UNSAFE_CAST allows you to lie to the type checker

namespace HH\FIXME;

function UNSAFE_CAST<Tin, Tout>(
  Tin $t,
  ?\HH\FormatString<nothing> $msg = NULL,
): Tout;

This is almost always a bad idea. You might get an exception, or you might get an unexpected value. Even scarier, you might cause an exception in a totally different part of the codebase.

UNSAFE_CAST<Dog, Cat>($my_dog, 'my reason here')->meow()

In this example, the type checker will accept the code, but the code will still crash when you run it (no such method "meow" on "Dog").

UNSAFE_CAST has no runtime effect. It only affects the type checker. The above example will run the same as $my_dog->meow().

You can fix it!

It is always possible to write code without UNSAFE_CAST and without HH_FIXME. This usually requires changing type signatures and some refactoring. Your code will be more reliable, the type checker can help you, and future changes will be less scary.

UNSAFE_CAST is still better than HH_FIXME, because HH_FIXME applies the entire next line, and UNSAFE_CAST applies to a single expression.
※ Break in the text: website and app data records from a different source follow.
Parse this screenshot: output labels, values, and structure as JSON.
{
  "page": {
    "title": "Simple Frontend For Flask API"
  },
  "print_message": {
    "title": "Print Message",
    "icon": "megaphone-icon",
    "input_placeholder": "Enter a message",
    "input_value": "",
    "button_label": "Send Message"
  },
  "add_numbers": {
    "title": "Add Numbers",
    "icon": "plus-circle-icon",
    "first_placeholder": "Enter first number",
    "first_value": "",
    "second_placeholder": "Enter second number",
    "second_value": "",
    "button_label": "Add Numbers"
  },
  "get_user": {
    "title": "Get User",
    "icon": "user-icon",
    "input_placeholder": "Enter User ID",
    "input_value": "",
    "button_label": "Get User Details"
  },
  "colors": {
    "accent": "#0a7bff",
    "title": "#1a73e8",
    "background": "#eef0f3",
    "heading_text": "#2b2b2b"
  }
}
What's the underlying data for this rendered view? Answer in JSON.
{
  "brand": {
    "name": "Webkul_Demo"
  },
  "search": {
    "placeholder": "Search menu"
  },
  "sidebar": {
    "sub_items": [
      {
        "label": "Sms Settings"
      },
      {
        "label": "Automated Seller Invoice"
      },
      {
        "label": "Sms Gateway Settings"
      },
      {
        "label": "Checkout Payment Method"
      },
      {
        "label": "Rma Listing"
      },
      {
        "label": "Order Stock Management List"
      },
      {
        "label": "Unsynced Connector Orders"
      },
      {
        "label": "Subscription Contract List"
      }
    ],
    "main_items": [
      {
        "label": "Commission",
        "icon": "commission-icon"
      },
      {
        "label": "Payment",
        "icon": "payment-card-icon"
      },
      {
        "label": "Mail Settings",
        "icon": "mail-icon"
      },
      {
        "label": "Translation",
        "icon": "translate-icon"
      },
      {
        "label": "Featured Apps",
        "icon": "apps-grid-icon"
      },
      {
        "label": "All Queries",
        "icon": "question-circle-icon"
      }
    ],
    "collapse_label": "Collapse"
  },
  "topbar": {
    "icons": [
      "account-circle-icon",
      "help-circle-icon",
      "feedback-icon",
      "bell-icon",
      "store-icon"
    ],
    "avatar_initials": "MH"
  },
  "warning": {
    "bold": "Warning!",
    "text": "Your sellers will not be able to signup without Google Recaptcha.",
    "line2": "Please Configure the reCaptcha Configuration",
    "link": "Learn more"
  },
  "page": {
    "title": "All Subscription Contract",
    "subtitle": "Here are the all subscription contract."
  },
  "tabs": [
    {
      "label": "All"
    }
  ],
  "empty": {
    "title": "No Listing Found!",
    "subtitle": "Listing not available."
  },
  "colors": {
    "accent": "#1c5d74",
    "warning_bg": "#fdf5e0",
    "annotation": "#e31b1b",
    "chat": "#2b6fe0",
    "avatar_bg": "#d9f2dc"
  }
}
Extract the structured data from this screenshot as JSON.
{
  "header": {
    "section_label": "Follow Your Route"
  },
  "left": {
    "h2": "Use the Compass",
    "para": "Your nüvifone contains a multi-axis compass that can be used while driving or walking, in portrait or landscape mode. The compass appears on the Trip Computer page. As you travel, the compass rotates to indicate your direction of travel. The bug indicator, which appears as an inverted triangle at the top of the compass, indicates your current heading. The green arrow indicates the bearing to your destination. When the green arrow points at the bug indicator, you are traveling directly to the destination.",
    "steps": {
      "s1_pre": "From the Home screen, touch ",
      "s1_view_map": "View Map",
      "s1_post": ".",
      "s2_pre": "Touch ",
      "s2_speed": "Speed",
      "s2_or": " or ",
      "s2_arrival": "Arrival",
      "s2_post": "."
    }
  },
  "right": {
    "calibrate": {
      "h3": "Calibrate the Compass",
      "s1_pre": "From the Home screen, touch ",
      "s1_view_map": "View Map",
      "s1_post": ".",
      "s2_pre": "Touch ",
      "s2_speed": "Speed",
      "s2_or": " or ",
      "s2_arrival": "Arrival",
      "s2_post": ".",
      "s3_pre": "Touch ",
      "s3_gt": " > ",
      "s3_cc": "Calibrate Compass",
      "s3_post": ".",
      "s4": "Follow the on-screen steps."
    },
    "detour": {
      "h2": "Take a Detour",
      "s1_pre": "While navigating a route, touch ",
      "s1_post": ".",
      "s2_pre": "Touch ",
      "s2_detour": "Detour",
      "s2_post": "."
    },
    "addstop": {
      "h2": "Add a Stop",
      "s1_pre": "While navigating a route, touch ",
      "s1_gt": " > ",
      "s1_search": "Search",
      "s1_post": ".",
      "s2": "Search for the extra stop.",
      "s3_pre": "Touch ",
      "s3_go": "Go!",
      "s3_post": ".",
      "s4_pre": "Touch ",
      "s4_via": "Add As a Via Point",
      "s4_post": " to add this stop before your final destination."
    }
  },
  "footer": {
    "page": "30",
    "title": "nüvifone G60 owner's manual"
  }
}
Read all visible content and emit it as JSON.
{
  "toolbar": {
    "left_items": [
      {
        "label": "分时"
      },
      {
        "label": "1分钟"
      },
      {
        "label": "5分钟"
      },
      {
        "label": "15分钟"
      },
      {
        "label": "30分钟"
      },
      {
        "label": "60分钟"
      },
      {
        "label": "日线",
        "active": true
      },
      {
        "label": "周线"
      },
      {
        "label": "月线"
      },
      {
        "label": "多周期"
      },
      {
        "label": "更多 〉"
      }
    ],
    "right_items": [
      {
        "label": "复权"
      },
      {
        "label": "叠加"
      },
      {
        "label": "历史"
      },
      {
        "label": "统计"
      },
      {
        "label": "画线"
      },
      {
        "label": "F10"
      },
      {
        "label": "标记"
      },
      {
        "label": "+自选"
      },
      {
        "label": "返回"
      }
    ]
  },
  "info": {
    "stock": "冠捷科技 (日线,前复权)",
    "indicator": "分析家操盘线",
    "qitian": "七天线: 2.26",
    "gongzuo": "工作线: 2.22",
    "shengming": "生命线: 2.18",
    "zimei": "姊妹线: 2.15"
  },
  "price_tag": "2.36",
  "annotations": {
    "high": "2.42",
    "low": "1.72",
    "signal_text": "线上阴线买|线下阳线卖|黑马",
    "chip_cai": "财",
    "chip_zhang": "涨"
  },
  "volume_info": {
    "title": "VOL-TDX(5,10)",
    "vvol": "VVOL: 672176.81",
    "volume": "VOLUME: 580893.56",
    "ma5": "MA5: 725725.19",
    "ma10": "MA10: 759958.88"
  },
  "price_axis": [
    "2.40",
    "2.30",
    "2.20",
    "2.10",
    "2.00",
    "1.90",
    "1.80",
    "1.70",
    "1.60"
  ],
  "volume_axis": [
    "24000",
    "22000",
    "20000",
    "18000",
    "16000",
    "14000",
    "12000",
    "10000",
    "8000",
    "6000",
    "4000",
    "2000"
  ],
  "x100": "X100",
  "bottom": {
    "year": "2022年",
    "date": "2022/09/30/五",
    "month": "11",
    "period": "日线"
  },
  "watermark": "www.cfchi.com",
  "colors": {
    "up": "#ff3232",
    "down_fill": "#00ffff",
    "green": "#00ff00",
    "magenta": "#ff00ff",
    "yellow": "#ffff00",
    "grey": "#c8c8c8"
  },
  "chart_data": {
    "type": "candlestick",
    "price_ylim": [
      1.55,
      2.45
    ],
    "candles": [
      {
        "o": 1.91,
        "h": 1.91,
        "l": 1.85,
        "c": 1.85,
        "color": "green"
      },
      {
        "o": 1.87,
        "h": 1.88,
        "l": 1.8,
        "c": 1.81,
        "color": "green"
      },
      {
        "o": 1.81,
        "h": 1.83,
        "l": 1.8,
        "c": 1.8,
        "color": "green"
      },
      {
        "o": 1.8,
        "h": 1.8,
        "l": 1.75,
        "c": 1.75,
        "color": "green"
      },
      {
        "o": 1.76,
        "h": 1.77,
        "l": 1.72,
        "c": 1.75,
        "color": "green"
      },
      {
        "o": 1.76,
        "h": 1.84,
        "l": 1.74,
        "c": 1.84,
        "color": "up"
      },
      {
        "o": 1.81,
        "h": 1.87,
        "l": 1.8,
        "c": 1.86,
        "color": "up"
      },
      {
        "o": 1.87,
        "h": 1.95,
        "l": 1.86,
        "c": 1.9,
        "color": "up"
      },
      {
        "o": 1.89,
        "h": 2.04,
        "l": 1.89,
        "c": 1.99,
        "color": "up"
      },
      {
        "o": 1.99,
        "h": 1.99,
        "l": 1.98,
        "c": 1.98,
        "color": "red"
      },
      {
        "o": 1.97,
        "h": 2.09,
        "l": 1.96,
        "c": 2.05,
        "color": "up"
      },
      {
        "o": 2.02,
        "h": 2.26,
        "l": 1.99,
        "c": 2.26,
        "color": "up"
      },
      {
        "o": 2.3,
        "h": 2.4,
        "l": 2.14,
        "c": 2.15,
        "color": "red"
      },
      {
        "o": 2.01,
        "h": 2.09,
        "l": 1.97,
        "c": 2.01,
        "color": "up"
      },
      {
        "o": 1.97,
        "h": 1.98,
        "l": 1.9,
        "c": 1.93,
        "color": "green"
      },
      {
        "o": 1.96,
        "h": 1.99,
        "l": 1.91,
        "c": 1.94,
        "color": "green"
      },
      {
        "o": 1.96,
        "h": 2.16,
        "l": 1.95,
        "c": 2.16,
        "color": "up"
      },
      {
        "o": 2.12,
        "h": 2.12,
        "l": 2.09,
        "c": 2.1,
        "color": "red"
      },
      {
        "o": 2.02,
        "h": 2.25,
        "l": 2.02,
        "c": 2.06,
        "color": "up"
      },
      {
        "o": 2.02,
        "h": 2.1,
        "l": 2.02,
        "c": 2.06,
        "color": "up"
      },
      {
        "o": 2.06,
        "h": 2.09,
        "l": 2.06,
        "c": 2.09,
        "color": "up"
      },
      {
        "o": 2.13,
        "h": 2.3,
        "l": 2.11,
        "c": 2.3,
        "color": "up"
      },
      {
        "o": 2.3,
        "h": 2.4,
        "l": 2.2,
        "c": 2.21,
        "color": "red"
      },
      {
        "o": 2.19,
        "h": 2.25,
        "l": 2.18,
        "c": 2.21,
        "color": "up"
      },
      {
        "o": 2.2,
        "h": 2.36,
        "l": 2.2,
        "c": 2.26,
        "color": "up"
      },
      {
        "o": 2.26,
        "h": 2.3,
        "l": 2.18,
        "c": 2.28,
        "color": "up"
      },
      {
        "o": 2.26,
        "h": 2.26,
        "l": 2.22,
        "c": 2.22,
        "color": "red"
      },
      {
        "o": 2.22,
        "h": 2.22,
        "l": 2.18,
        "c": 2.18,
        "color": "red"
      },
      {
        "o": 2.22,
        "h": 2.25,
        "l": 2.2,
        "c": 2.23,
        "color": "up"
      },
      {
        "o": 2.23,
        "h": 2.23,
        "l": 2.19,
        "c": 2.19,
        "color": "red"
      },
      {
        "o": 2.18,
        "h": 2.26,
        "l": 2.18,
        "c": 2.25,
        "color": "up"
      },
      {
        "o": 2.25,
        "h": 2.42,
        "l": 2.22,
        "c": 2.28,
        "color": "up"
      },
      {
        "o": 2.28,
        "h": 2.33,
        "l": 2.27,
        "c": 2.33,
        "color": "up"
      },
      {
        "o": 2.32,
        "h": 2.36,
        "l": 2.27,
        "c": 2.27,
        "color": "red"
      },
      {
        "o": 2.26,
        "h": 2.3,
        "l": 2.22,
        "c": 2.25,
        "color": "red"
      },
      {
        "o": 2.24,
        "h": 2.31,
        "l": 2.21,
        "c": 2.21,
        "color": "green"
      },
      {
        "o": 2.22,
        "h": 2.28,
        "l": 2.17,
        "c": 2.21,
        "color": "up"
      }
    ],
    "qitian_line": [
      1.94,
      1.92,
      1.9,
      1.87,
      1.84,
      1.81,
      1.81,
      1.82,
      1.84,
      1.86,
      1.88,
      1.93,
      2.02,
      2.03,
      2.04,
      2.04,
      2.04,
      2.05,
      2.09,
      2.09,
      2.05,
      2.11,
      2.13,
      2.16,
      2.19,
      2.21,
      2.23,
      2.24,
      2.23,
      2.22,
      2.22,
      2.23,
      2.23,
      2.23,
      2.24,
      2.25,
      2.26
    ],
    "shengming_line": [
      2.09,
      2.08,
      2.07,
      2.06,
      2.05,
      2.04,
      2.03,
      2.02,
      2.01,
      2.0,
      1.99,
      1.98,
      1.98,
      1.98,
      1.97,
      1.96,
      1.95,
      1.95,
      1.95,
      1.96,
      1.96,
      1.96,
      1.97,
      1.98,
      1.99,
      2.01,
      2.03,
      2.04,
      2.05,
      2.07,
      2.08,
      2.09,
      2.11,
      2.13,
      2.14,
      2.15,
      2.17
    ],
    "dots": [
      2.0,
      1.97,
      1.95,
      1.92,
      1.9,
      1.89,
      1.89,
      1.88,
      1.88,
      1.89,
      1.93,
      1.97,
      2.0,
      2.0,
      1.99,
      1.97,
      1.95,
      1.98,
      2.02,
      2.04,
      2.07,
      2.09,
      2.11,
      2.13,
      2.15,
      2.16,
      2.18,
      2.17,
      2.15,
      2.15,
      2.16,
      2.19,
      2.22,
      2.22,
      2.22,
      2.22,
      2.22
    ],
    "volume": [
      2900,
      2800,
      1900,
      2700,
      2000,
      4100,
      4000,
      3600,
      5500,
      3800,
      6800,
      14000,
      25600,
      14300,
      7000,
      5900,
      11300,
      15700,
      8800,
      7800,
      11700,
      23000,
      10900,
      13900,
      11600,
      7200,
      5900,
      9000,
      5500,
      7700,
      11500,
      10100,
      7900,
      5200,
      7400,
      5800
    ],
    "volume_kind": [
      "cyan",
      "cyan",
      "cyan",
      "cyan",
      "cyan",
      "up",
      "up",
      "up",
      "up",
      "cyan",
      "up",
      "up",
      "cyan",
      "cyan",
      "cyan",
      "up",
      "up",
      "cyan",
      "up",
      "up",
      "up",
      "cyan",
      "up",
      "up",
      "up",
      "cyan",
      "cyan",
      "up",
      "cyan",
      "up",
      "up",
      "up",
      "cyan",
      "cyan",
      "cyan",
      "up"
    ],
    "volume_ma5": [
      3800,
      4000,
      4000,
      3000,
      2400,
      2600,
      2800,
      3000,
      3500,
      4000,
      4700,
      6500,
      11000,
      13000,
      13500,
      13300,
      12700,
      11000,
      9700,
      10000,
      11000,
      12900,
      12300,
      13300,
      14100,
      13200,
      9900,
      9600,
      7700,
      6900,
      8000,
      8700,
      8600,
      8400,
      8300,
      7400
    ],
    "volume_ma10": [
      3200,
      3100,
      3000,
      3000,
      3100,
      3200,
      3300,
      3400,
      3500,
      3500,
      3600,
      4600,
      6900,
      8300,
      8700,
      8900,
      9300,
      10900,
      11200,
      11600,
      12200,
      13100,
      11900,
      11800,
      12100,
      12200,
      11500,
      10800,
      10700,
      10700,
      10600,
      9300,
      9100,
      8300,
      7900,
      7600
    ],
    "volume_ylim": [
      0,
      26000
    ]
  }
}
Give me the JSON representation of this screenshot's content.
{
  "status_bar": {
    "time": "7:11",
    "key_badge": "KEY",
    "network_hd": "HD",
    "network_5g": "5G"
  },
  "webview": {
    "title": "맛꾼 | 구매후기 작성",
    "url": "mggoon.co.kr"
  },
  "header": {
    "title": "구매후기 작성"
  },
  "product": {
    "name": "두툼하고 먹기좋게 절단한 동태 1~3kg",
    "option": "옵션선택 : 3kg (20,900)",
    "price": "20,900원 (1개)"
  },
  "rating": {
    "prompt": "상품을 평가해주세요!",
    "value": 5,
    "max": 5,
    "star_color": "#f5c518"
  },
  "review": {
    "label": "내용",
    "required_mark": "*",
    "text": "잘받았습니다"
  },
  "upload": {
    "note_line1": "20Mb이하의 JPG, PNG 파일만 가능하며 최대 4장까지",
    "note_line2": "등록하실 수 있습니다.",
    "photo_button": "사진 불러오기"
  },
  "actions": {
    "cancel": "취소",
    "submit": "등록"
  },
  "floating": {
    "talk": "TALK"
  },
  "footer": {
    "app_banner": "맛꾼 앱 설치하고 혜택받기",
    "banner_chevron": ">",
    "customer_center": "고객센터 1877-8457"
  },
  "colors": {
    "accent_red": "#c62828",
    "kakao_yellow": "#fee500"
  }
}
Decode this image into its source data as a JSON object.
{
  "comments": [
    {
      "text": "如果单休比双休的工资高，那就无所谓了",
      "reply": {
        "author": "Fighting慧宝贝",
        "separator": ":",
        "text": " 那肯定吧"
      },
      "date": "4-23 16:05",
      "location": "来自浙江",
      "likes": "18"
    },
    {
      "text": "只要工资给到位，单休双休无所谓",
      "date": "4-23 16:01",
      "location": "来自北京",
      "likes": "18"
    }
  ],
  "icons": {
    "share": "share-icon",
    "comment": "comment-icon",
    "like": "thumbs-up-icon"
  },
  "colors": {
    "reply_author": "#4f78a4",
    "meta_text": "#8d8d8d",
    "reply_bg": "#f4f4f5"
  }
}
  • Tin $t
  • ?\HH\FormatString<nothing> $msg = NULL


  • Tout